Web page and app entries:
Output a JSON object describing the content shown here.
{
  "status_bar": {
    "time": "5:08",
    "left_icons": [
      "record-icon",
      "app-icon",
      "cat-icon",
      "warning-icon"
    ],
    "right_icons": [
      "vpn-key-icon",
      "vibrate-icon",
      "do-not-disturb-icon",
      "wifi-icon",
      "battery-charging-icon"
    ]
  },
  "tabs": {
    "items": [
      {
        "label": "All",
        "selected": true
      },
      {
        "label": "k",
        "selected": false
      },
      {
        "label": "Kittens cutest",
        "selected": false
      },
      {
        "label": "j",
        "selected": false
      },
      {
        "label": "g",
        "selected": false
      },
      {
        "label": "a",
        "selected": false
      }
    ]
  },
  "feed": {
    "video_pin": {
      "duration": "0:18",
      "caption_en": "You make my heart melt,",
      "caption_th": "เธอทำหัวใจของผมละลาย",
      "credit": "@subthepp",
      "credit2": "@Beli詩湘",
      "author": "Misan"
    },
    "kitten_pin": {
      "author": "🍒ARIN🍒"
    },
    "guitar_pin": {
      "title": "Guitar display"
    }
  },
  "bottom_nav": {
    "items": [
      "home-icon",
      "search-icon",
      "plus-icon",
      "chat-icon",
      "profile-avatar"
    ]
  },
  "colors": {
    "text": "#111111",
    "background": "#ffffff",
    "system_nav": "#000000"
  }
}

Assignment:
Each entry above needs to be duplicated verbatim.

Task solution:
Output a JSON object describing the content shown here.
{
  "status_bar": {
    "time": "5:08",
    "left_icons": [
      "record-icon",
      "app-icon",
      "cat-icon",
      "warning-icon"
    ],
    "right_icons": [
      "vpn-key-icon",
      "vibrate-icon",
      "do-not-disturb-icon",
      "wifi-icon",
      "battery-charging-icon"
    ]
  },
  "tabs": {
    "items": [
      {
        "label": "All",
        "selected": true
      },
      {
        "label": "k",
        "selected": false
      },
      {
        "label": "Kittens cutest",
        "selected": false
      },
      {
        "label": "j",
        "selected": false
      },
      {
        "label": "g",
        "selected": false
      },
      {
        "label": "a",
        "selected": false
      }
    ]
  },
  "feed": {
    "video_pin": {
      "duration": "0:18",
      "caption_en": "You make my heart melt,",
      "caption_th": "เธอทำหัวใจของผมละลาย",
      "credit": "@subthepp",
      "credit2": "@Beli詩湘",
      "author": "Misan"
    },
    "kitten_pin": {
      "author": "🍒ARIN🍒"
    },
    "guitar_pin": {
      "title": "Guitar display"
    }
  },
  "bottom_nav": {
    "items": [
      "home-icon",
      "search-icon",
      "plus-icon",
      "chat-icon",
      "profile-avatar"
    ]
  },
  "colors": {
    "text": "#111111",
    "background": "#ffffff",
    "system_nav": "#000000"
  }
}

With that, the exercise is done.